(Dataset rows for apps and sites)
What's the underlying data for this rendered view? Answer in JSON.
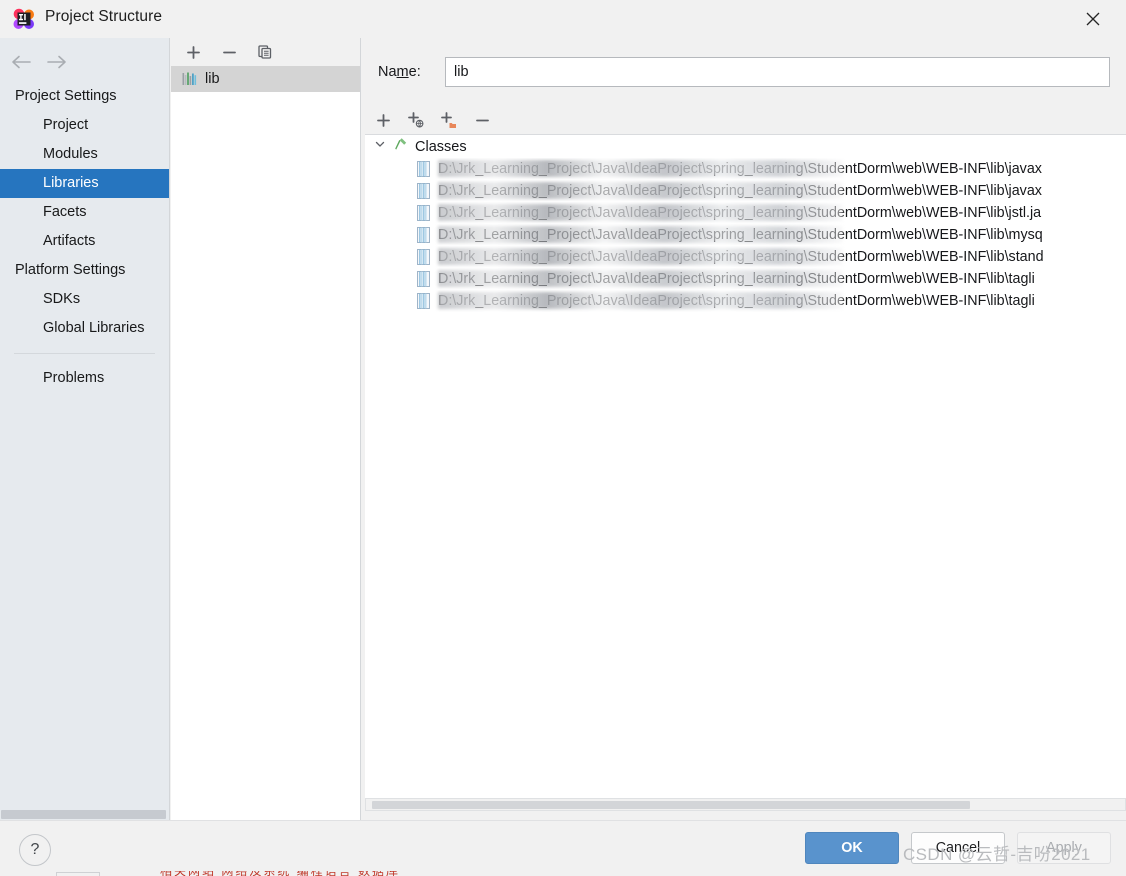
{
  "window": {
    "title": "Project Structure",
    "app_icon": "intellij-idea-logo",
    "close_icon": "close-icon"
  },
  "sidebar": {
    "back_icon": "arrow-left-icon",
    "forward_icon": "arrow-right-icon",
    "groups": [
      {
        "label": "Project Settings",
        "items": [
          {
            "label": "Project",
            "selected": false
          },
          {
            "label": "Modules",
            "selected": false
          },
          {
            "label": "Libraries",
            "selected": true
          },
          {
            "label": "Facets",
            "selected": false
          },
          {
            "label": "Artifacts",
            "selected": false
          }
        ]
      },
      {
        "label": "Platform Settings",
        "items": [
          {
            "label": "SDKs",
            "selected": false
          },
          {
            "label": "Global Libraries",
            "selected": false
          }
        ]
      }
    ],
    "problems": "Problems"
  },
  "libraries_panel": {
    "toolbar": [
      {
        "name": "add-library-button",
        "icon": "plus-icon",
        "label": "+"
      },
      {
        "name": "remove-library-button",
        "icon": "minus-icon",
        "label": "−"
      },
      {
        "name": "copy-library-button",
        "icon": "copy-icon",
        "label": ""
      }
    ],
    "items": [
      {
        "label": "lib",
        "icon": "library-icon",
        "selected": true
      }
    ]
  },
  "detail": {
    "name_label_pre": "Na",
    "name_label_mid": "m",
    "name_label_post": "e:",
    "name_value": "lib",
    "name_placeholder": "",
    "toolbar": [
      {
        "name": "add-classes-button",
        "icon": "plus-icon"
      },
      {
        "name": "attach-url-button",
        "icon": "plus-globe-icon"
      },
      {
        "name": "attach-directory-button",
        "icon": "plus-folder-icon"
      },
      {
        "name": "remove-classes-button",
        "icon": "minus-icon"
      }
    ],
    "tree": {
      "root_label": "Classes",
      "root_icon": "classes-hammer-icon",
      "expanded": true,
      "expander_icon": "chevron-down-icon",
      "entries": [
        {
          "icon": "jar-icon",
          "path": "D:\\Jrk_Learning_Project\\Java\\IdeaProject\\spring_learning\\StudentDorm\\web\\WEB-INF\\lib\\javax",
          "redacted_width": 405
        },
        {
          "icon": "jar-icon",
          "path": "D:\\Jrk_Learning_Project\\Java\\IdeaProject\\spring_learning\\StudentDorm\\web\\WEB-INF\\lib\\javax",
          "redacted_width": 405
        },
        {
          "icon": "jar-icon",
          "path": "D:\\Jrk_Learning_Project\\Java\\IdeaProject\\spring_learning\\StudentDorm\\web\\WEB-INF\\lib\\jstl.ja",
          "redacted_width": 405
        },
        {
          "icon": "jar-icon",
          "path": "D:\\Jrk_Learning_Project\\Java\\IdeaProject\\spring_learning\\StudentDorm\\web\\WEB-INF\\lib\\mysq",
          "redacted_width": 405
        },
        {
          "icon": "jar-icon",
          "path": "D:\\Jrk_Learning_Project\\Java\\IdeaProject\\spring_learning\\StudentDorm\\web\\WEB-INF\\lib\\stand",
          "redacted_width": 405
        },
        {
          "icon": "jar-icon",
          "path": "D:\\Jrk_Learning_Project\\Java\\IdeaProject\\spring_learning\\StudentDorm\\web\\WEB-INF\\lib\\tagli",
          "redacted_width": 405
        },
        {
          "icon": "jar-icon",
          "path": "D:\\Jrk_Learning_Project\\Java\\IdeaProject\\spring_learning\\StudentDorm\\web\\WEB-INF\\lib\\tagli",
          "redacted_width": 405
        }
      ]
    }
  },
  "footer": {
    "help_label": "?",
    "ok_label": "OK",
    "cancel_label": "Cancel",
    "apply_label": "Apply"
  },
  "watermark": "CSDN @云哲-吉吩2021",
  "bottom_bleed": "相关网站 网络及系统 编程语言 数据库",
  "colors": {
    "accent_selected": "#2675bf",
    "ok_button": "#5993cd",
    "dialog_bg": "#f1f1f1",
    "sidebar_bg": "#e6eaee",
    "list_bg": "#ffffff",
    "lib_row_selected": "#d4d4d4"
  }
}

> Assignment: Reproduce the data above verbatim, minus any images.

> Response to this exercise:
What's the underlying data for this rendered view? Answer in JSON.
{
  "window": {
    "title": "Project Structure",
    "app_icon": "intellij-idea-logo",
    "close_icon": "close-icon"
  },
  "sidebar": {
    "back_icon": "arrow-left-icon",
    "forward_icon": "arrow-right-icon",
    "groups": [
      {
        "label": "Project Settings",
        "items": [
          {
            "label": "Project",
            "selected": false
          },
          {
            "label": "Modules",
            "selected": false
          },
          {
            "label": "Libraries",
            "selected": true
          },
          {
            "label": "Facets",
            "selected": false
          },
          {
            "label": "Artifacts",
            "selected": false
          }
        ]
      },
      {
        "label": "Platform Settings",
        "items": [
          {
            "label": "SDKs",
            "selected": false
          },
          {
            "label": "Global Libraries",
            "selected": false
          }
        ]
      }
    ],
    "problems": "Problems"
  },
  "libraries_panel": {
    "toolbar": [
      {
        "name": "add-library-button",
        "icon": "plus-icon",
        "label": "+"
      },
      {
        "name": "remove-library-button",
        "icon": "minus-icon",
        "label": "−"
      },
      {
        "name": "copy-library-button",
        "icon": "copy-icon",
        "label": ""
      }
    ],
    "items": [
      {
        "label": "lib",
        "icon": "library-icon",
        "selected": true
      }
    ]
  },
  "detail": {
    "name_label_pre": "Na",
    "name_label_mid": "m",
    "name_label_post": "e:",
    "name_value": "lib",
    "name_placeholder": "",
    "toolbar": [
      {
        "name": "add-classes-button",
        "icon": "plus-icon"
      },
      {
        "name": "attach-url-button",
        "icon": "plus-globe-icon"
      },
      {
        "name": "attach-directory-button",
        "icon": "plus-folder-icon"
      },
      {
        "name": "remove-classes-button",
        "icon": "minus-icon"
      }
    ],
    "tree": {
      "root_label": "Classes",
      "root_icon": "classes-hammer-icon",
      "expanded": true,
      "expander_icon": "chevron-down-icon",
      "entries": [
        {
          "icon": "jar-icon",
          "path": "D:\\Jrk_Learning_Project\\Java\\IdeaProject\\spring_learning\\StudentDorm\\web\\WEB-INF\\lib\\javax",
          "redacted_width": 405
        },
        {
          "icon": "jar-icon",
          "path": "D:\\Jrk_Learning_Project\\Java\\IdeaProject\\spring_learning\\StudentDorm\\web\\WEB-INF\\lib\\javax",
          "redacted_width": 405
        },
        {
          "icon": "jar-icon",
          "path": "D:\\Jrk_Learning_Project\\Java\\IdeaProject\\spring_learning\\StudentDorm\\web\\WEB-INF\\lib\\jstl.ja",
          "redacted_width": 405
        },
        {
          "icon": "jar-icon",
          "path": "D:\\Jrk_Learning_Project\\Java\\IdeaProject\\spring_learning\\StudentDorm\\web\\WEB-INF\\lib\\mysq",
          "redacted_width": 405
        },
        {
          "icon": "jar-icon",
          "path": "D:\\Jrk_Learning_Project\\Java\\IdeaProject\\spring_learning\\StudentDorm\\web\\WEB-INF\\lib\\stand",
          "redacted_width": 405
        },
        {
          "icon": "jar-icon",
          "path": "D:\\Jrk_Learning_Project\\Java\\IdeaProject\\spring_learning\\StudentDorm\\web\\WEB-INF\\lib\\tagli",
          "redacted_width": 405
        },
        {
          "icon": "jar-icon",
          "path": "D:\\Jrk_Learning_Project\\Java\\IdeaProject\\spring_learning\\StudentDorm\\web\\WEB-INF\\lib\\tagli",
          "redacted_width": 405
        }
      ]
    }
  },
  "footer": {
    "help_label": "?",
    "ok_label": "OK",
    "cancel_label": "Cancel",
    "apply_label": "Apply"
  },
  "watermark": "CSDN @云哲-吉吩2021",
  "bottom_bleed": "相关网站 网络及系统 编程语言 数据库",
  "colors": {
    "accent_selected": "#2675bf",
    "ok_button": "#5993cd",
    "dialog_bg": "#f1f1f1",
    "sidebar_bg": "#e6eaee",
    "list_bg": "#ffffff",
    "lib_row_selected": "#d4d4d4"
  }
}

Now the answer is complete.